Work to complete: In the data below, which lines hold "this"? Copy every one.

Data items

####

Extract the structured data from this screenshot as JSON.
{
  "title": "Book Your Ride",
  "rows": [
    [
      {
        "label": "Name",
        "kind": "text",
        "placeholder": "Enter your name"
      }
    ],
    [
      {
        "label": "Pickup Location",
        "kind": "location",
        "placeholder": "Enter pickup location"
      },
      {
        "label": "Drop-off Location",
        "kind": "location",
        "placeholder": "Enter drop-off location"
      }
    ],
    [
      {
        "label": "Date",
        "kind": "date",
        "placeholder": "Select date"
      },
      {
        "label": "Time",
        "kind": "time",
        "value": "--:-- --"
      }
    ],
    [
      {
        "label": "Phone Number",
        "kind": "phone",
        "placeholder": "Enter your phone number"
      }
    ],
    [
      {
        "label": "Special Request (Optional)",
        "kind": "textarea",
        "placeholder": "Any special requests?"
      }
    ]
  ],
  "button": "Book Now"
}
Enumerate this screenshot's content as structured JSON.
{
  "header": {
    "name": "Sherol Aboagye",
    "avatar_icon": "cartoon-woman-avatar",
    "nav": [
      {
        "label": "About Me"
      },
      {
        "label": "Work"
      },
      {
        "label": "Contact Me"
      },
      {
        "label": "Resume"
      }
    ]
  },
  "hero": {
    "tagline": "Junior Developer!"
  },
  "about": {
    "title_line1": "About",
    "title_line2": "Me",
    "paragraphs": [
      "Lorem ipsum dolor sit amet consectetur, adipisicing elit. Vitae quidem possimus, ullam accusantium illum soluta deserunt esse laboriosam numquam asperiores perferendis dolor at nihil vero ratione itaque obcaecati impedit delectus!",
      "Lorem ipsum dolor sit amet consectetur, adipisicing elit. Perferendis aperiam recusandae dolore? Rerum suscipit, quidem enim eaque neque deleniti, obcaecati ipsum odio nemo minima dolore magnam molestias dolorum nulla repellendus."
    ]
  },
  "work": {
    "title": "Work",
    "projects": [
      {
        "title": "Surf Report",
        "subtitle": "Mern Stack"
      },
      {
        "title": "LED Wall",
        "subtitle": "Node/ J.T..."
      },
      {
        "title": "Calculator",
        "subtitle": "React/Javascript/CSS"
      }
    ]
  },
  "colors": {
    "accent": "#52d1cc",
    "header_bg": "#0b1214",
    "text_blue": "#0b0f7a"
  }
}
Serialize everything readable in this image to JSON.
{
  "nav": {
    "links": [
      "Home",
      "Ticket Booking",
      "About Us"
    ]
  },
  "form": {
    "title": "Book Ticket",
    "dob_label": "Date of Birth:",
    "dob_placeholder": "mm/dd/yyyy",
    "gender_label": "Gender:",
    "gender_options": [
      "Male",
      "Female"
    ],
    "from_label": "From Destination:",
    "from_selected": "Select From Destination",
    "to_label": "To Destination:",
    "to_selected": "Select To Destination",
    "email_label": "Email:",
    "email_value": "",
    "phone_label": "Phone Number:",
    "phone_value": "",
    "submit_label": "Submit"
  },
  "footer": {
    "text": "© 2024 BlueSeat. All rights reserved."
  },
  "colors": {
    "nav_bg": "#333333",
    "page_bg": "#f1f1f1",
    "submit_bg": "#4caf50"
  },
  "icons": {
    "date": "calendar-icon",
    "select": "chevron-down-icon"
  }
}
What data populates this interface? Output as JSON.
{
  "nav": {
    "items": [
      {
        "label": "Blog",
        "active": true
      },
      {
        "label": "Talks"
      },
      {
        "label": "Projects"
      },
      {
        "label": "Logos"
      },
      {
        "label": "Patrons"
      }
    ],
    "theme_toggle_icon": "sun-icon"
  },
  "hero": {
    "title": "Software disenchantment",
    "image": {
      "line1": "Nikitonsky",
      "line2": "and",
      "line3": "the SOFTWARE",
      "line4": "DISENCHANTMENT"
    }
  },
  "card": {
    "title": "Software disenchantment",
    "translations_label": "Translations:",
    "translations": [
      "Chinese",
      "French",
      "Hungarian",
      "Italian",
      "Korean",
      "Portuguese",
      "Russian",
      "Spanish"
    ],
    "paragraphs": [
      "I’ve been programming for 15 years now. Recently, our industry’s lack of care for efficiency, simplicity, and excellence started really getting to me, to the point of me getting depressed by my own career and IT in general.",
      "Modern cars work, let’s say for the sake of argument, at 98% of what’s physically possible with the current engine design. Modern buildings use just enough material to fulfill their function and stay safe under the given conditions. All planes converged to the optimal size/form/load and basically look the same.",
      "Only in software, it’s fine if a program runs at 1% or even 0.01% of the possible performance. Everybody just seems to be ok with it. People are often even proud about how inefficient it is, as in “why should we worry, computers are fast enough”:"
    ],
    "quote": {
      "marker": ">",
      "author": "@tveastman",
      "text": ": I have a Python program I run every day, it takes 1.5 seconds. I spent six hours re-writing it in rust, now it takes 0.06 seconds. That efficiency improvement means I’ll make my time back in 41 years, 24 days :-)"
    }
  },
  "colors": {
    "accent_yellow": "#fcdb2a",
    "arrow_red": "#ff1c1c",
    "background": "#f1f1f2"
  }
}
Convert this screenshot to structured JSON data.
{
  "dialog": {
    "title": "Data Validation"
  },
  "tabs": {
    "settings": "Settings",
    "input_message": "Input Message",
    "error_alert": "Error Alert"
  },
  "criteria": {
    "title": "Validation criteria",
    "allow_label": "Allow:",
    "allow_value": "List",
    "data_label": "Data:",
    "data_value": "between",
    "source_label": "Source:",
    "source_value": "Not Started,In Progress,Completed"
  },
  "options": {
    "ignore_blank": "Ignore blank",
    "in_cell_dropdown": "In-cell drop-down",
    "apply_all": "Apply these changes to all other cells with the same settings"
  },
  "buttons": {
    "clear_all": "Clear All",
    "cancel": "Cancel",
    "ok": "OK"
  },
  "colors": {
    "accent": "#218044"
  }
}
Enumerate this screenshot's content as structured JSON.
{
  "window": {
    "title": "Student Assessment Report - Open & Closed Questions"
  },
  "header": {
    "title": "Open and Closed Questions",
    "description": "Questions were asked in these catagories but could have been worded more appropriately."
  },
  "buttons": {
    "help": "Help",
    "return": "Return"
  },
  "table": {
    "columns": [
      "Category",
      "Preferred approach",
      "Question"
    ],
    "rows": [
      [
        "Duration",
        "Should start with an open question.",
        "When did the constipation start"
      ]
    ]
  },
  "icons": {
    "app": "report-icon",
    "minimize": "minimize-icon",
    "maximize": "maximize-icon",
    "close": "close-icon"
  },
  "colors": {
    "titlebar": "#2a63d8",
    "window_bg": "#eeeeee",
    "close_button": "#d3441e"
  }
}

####

Task answer:
Extract the structured data from this screenshot as JSON.
Enumerate this screenshot's content as structured JSON.
Serialize everything readable in this image to JSON.
What data populates this interface? Output as JSON.
Convert this screenshot to structured JSON data.
Enumerate this screenshot's content as structured JSON.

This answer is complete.